===== DATA FOR THIS EXERCISE =====
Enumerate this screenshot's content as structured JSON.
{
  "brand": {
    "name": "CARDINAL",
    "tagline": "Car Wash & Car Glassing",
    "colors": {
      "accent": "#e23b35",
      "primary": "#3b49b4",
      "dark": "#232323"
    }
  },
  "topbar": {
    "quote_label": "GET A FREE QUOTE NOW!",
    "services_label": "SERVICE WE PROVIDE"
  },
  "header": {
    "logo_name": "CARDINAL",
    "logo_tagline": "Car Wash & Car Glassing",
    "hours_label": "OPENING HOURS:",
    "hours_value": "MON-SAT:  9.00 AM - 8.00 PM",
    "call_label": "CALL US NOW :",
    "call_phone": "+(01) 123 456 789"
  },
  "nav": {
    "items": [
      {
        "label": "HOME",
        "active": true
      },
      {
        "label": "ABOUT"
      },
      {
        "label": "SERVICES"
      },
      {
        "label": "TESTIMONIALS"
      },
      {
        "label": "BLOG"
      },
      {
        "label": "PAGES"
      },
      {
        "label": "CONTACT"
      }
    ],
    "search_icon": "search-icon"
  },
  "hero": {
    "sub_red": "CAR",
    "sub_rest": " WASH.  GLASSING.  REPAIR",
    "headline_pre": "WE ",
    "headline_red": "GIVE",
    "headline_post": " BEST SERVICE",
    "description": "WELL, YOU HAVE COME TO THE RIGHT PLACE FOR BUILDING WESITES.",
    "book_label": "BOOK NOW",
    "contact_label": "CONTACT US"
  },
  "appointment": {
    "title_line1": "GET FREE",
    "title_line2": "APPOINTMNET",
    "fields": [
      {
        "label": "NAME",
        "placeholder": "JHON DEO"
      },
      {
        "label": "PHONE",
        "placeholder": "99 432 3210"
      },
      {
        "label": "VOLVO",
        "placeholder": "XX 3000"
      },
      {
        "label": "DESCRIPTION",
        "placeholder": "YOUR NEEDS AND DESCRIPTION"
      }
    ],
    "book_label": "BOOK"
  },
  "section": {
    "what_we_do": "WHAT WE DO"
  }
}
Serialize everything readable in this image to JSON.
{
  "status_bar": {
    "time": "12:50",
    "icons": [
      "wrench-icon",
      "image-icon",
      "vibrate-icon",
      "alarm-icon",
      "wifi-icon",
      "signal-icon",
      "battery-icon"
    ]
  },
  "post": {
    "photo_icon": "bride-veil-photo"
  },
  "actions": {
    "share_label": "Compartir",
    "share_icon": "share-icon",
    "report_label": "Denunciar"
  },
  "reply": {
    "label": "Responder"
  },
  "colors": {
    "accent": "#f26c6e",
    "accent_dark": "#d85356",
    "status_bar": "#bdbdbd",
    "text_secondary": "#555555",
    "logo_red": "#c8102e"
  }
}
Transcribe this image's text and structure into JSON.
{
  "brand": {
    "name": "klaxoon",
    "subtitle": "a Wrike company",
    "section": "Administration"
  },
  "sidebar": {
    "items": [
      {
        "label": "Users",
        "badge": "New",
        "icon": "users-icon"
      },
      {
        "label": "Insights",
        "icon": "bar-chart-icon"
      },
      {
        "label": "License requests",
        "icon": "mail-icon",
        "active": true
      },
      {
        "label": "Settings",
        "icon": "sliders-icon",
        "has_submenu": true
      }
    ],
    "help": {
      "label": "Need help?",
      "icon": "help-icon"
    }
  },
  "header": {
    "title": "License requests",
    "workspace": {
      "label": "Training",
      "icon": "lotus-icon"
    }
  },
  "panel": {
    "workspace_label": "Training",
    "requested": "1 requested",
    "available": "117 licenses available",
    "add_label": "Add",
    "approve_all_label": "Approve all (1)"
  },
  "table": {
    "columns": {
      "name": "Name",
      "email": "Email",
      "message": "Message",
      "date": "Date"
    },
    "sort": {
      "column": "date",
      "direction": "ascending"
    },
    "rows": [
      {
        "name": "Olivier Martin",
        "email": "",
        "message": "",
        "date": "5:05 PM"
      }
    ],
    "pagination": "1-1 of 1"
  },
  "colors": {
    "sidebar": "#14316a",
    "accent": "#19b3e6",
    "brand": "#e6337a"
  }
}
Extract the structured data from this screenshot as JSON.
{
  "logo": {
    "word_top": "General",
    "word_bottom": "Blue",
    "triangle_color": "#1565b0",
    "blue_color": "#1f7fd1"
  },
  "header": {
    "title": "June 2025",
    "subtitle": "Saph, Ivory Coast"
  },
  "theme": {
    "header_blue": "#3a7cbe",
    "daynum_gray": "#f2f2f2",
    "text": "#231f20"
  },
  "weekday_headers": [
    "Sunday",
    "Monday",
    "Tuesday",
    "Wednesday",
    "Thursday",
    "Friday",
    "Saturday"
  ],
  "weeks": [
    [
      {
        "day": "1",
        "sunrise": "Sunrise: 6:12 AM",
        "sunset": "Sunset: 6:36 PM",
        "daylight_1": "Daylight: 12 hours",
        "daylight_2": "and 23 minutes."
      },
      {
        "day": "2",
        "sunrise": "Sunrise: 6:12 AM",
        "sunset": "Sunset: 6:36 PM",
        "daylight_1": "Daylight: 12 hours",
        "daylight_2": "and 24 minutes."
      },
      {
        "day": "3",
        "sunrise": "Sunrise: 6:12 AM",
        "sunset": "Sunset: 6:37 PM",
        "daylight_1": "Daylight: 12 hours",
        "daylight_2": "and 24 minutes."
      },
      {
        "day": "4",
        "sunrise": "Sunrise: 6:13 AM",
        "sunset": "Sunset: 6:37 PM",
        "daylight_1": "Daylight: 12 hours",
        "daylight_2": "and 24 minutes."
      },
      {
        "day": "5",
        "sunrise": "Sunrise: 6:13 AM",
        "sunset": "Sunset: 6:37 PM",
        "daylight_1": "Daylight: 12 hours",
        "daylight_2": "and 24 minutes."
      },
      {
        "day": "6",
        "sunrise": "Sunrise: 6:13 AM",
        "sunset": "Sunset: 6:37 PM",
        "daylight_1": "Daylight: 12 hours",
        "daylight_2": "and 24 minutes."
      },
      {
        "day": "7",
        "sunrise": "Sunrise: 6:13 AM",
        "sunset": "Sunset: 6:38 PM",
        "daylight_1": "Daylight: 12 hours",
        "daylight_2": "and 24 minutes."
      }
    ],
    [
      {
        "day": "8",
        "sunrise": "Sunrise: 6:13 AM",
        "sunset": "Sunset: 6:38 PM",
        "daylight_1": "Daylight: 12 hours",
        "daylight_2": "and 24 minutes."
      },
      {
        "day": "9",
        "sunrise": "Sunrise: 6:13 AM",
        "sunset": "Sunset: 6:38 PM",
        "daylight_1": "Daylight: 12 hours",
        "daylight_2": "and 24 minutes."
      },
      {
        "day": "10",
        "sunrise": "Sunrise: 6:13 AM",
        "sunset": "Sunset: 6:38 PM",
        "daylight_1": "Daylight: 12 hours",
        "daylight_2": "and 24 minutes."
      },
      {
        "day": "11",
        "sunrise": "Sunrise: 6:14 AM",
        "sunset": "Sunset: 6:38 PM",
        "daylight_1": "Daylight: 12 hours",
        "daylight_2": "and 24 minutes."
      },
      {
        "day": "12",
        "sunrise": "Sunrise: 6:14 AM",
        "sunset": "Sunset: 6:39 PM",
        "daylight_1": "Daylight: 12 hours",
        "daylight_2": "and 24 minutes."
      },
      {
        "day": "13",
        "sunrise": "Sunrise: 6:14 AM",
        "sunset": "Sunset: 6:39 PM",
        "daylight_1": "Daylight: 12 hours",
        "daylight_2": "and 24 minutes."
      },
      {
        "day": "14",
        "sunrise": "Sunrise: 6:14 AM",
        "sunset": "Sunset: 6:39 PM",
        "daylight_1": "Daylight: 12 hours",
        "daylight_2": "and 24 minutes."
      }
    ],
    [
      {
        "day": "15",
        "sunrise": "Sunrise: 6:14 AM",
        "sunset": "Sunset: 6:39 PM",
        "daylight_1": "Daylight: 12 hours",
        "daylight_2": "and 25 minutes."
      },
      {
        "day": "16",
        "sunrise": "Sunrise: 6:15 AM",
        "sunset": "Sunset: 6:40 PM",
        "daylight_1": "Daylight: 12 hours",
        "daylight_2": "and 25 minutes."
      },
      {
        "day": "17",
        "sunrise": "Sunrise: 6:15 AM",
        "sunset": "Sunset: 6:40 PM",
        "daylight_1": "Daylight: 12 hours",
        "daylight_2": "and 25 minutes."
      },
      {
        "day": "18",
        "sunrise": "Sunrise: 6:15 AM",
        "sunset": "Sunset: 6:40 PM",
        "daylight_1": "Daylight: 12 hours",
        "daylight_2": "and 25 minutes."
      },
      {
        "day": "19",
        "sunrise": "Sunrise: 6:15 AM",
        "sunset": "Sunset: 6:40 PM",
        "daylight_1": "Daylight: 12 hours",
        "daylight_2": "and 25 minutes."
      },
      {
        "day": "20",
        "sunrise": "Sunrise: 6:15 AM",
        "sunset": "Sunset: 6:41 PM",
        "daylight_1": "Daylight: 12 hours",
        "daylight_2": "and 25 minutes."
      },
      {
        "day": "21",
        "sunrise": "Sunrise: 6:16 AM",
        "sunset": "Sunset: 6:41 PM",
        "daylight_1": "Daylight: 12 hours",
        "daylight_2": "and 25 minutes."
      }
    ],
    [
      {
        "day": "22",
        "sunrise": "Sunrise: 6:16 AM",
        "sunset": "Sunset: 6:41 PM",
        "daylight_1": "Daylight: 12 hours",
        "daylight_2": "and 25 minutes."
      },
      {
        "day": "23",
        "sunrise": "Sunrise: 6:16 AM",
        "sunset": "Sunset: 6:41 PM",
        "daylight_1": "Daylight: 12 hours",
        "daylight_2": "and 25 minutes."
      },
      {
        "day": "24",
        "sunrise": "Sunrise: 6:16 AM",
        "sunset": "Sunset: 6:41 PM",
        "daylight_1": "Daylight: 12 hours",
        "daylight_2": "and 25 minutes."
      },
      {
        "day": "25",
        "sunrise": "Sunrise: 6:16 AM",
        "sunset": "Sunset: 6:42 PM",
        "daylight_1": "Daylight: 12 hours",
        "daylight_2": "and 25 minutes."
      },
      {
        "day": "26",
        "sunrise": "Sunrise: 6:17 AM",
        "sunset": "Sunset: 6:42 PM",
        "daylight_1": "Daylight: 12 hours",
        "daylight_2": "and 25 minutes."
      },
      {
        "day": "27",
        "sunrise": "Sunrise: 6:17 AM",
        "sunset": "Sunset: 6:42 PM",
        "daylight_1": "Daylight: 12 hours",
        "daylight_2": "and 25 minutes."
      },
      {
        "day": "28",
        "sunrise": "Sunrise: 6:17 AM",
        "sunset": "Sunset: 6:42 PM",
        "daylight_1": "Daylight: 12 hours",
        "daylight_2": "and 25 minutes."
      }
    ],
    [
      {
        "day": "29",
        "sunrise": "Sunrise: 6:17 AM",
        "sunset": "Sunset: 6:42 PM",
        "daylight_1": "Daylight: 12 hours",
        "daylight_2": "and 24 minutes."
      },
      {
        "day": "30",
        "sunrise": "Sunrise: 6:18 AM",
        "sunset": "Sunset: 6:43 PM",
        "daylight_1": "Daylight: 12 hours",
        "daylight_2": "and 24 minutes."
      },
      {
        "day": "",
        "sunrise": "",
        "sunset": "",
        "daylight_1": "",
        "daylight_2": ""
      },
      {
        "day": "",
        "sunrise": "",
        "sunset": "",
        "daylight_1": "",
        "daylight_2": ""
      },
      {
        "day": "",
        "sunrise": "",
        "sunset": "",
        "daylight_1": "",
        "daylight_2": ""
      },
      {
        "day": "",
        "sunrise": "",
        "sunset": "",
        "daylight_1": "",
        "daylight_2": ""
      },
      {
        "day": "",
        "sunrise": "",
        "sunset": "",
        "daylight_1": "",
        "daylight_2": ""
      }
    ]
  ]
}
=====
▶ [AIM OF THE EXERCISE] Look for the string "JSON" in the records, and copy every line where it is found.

▶ [TASK SOLUTION]
Enumerate this screenshot's content as structured JSON.
Serialize everything readable in this image to JSON.
Transcribe this image's text and structure into JSON.
Extract the structured data from this screenshot as JSON.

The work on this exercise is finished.